_WHAT IS NEEDED_
Show me every line in the listing that has the word "calendar".

•••

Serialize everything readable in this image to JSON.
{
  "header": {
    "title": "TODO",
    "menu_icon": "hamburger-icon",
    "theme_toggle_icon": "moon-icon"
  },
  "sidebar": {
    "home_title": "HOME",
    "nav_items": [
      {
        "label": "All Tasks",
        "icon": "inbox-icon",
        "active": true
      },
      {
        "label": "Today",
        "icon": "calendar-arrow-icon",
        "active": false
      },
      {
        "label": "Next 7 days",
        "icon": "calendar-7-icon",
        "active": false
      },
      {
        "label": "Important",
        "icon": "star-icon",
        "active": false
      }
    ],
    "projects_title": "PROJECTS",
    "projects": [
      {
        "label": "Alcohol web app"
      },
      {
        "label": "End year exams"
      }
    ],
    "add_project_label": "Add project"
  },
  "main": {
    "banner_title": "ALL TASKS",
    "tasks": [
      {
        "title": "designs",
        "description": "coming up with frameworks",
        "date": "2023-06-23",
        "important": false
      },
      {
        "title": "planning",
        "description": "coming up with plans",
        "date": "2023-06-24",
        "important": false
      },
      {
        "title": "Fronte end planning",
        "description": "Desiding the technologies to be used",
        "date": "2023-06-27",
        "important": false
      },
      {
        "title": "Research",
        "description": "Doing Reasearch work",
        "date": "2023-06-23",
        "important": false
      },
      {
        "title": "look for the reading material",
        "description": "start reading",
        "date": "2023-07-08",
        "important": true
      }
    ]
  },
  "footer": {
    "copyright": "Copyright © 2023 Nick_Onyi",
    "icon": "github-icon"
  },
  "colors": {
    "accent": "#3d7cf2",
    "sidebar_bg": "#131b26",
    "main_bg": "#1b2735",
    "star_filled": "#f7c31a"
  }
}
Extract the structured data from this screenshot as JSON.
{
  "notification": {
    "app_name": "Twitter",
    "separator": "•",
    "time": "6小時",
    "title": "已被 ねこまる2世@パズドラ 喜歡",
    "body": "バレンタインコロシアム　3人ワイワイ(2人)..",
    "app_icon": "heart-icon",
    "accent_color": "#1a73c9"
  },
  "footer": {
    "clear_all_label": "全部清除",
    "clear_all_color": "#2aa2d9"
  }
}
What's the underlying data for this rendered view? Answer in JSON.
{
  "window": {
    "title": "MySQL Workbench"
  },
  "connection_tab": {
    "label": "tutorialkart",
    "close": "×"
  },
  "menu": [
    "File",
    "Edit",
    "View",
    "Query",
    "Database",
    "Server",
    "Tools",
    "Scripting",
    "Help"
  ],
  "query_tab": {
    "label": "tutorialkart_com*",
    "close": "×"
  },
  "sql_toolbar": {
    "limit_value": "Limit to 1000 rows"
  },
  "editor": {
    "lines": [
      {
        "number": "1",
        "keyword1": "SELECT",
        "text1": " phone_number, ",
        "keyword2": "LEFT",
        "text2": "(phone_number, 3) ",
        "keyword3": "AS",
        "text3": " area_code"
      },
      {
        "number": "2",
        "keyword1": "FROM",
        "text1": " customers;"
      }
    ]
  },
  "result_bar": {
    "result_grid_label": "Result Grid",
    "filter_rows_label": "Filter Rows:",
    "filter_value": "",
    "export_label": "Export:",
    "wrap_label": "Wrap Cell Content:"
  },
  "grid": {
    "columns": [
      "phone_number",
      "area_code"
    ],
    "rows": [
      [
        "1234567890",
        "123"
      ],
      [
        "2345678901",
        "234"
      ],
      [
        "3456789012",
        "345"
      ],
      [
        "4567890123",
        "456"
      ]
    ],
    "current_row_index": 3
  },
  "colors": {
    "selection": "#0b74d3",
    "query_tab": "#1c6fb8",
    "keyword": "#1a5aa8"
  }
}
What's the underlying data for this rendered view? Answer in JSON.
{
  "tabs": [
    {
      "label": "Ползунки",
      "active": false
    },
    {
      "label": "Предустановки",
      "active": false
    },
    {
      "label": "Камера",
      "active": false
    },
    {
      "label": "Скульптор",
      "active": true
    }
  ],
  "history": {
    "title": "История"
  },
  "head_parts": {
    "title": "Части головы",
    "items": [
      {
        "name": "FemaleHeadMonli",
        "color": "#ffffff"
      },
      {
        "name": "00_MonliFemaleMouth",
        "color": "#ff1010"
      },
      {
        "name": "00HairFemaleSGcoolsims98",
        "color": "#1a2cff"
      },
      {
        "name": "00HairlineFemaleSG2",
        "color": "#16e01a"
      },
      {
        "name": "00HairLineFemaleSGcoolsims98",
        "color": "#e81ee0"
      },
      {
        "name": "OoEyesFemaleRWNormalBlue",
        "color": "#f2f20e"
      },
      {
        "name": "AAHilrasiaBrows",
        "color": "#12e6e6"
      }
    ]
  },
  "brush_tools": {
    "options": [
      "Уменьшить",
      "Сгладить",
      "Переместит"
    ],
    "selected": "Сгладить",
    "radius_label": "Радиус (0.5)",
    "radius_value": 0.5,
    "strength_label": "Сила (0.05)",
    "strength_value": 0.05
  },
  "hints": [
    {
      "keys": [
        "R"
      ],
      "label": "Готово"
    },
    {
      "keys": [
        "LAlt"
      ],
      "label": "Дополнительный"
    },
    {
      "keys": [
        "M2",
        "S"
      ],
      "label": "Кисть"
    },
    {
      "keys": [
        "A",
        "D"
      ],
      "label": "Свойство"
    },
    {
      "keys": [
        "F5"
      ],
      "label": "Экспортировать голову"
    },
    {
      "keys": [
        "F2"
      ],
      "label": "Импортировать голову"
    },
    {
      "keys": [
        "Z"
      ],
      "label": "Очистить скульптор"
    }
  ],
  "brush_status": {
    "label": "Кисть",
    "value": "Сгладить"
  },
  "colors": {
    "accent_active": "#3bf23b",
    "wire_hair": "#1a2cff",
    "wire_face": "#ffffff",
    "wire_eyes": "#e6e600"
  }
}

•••

_RESULT_
        "icon": "calendar-arrow-icon",
        "icon": "calendar-7-icon",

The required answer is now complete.